Twitter has suspended noted anti-war commentator, economist and former Assistant Secretary of the Treasury, Paul Craig Roberts.
The suspension came without warning and was noted by journalist Caitlin Johnstone and others Thursday evening:
Twitter appears to have suspended Paul Craig Roberts @PaulCraigRobert, a vocal antiwar conservative. Can’t find any info about it yet.
— Caitlin Johnstone (@caitoz) October 26, 2018
Paul Craig Roberts has apparently had his Twitter account suspended.
The censorship grows and worsens.
(I recognize that I’m now probably next since I’m tweeting this.) pic.twitter.com/yPaqpsSSzm
— TF Metals Report (@TFMetals) October 26, 2018
Definitely suspended. Google links to @PaulCraigRoberts come up with this suspended notice. pic.twitter.com/AwAgnhK0qf
— Chris Lonsdale (@kungfu_mandarin) October 26, 2018
Roberts, 79, served in the Reagan administration from 1981 to 1982. He was formerly a distinguished fellow at the Cato Institute and a senior research fellow at the Hoover Institution, and has written for the Wall Street Journal and Businessweek. Roberts maintains an active blog.

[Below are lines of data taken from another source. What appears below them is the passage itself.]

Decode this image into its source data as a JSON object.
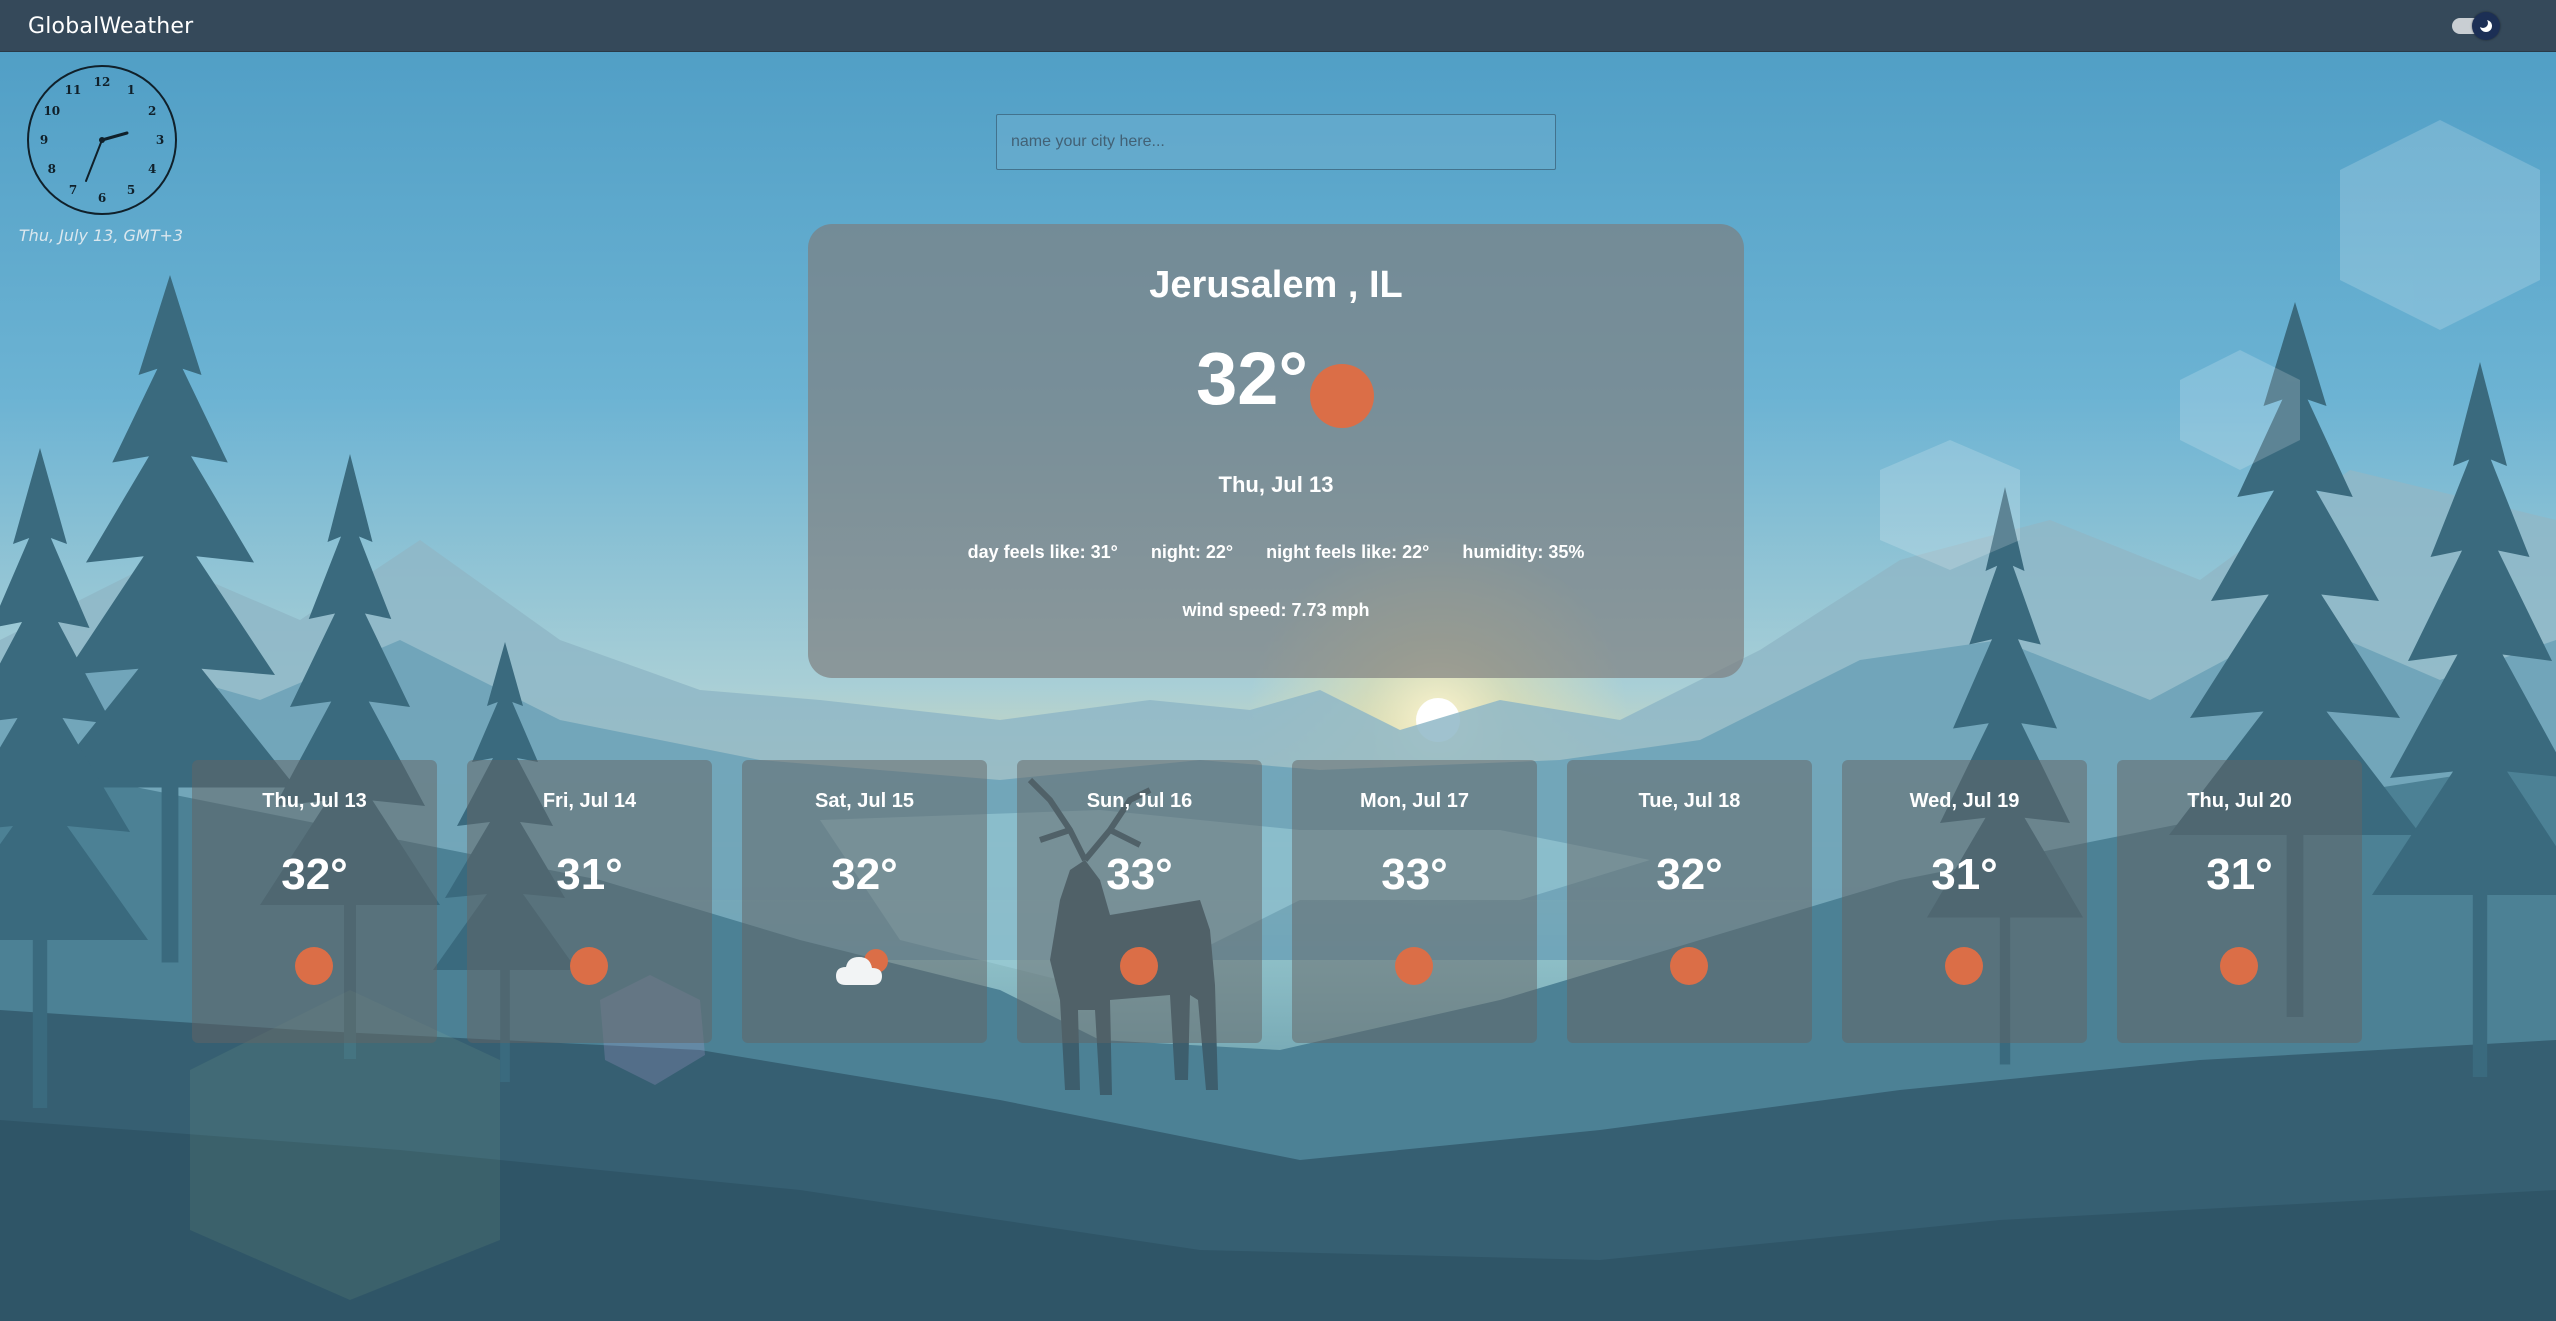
{
  "app": {
    "title": "GlobalWeather"
  },
  "clock": {
    "date_label": "Thu, July 13, GMT+3",
    "numerals": [
      "12",
      "1",
      "2",
      "3",
      "4",
      "5",
      "6",
      "7",
      "8",
      "9",
      "10",
      "11"
    ]
  },
  "search": {
    "placeholder": "name your city here..."
  },
  "current": {
    "city": "Jerusalem , IL",
    "temperature": "32°",
    "condition_icon": "sun-icon",
    "date": "Thu, Jul 13",
    "day_feels_like": "day feels like: 31°",
    "night": "night: 22°",
    "night_feels_like": "night feels like: 22°",
    "humidity": "humidity: 35%",
    "wind_speed": "wind speed: 7.73 mph"
  },
  "forecast": [
    {
      "date": "Thu, Jul 13",
      "temp": "32°",
      "icon": "sun-icon"
    },
    {
      "date": "Fri, Jul 14",
      "temp": "31°",
      "icon": "sun-icon"
    },
    {
      "date": "Sat, Jul 15",
      "temp": "32°",
      "icon": "partly-cloudy-icon"
    },
    {
      "date": "Sun, Jul 16",
      "temp": "33°",
      "icon": "sun-icon"
    },
    {
      "date": "Mon, Jul 17",
      "temp": "33°",
      "icon": "sun-icon"
    },
    {
      "date": "Tue, Jul 18",
      "temp": "32°",
      "icon": "sun-icon"
    },
    {
      "date": "Wed, Jul 19",
      "temp": "31°",
      "icon": "sun-icon"
    },
    {
      "date": "Thu, Jul 20",
      "temp": "31°",
      "icon": "sun-icon"
    }
  ],
  "colors": {
    "navbar": "#35495a",
    "sun_icon": "#db6e47",
    "card_background": "rgba(125,125,125,0.68)"
  }
}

He’s also vehemently against interventionary wars around the world, and spoke with Russia’s state-owned Sputnik news in a Tuesday article – in which Roberts said that President Trump’s decision to pull out of the Intermediate-range Nuclear Forces (INF) treaty was a handout to the military-security complex.
The former Reagan administration official clarified that he does not think “that the military-security complex itself wants a war with Russia, but it does want an enemy that can be used to justify more spending.” He explained that the withdrawing from the INF Treaty “gives the military-security complex a justification for a larger budget and new money to spend: manufacturing the formerly banned missiles.”
The economist highlighted that “enormous sums spent on ‘defense’ enabled the armaments corporations to control election outcomes with campaign contributions,” adding that in addition, “the military has bases and the armaments corporations have factories in almost every state so that the population, dependent on the jobs, support high amounts of ‘defense’ spending.”
“That was 57 years ago,”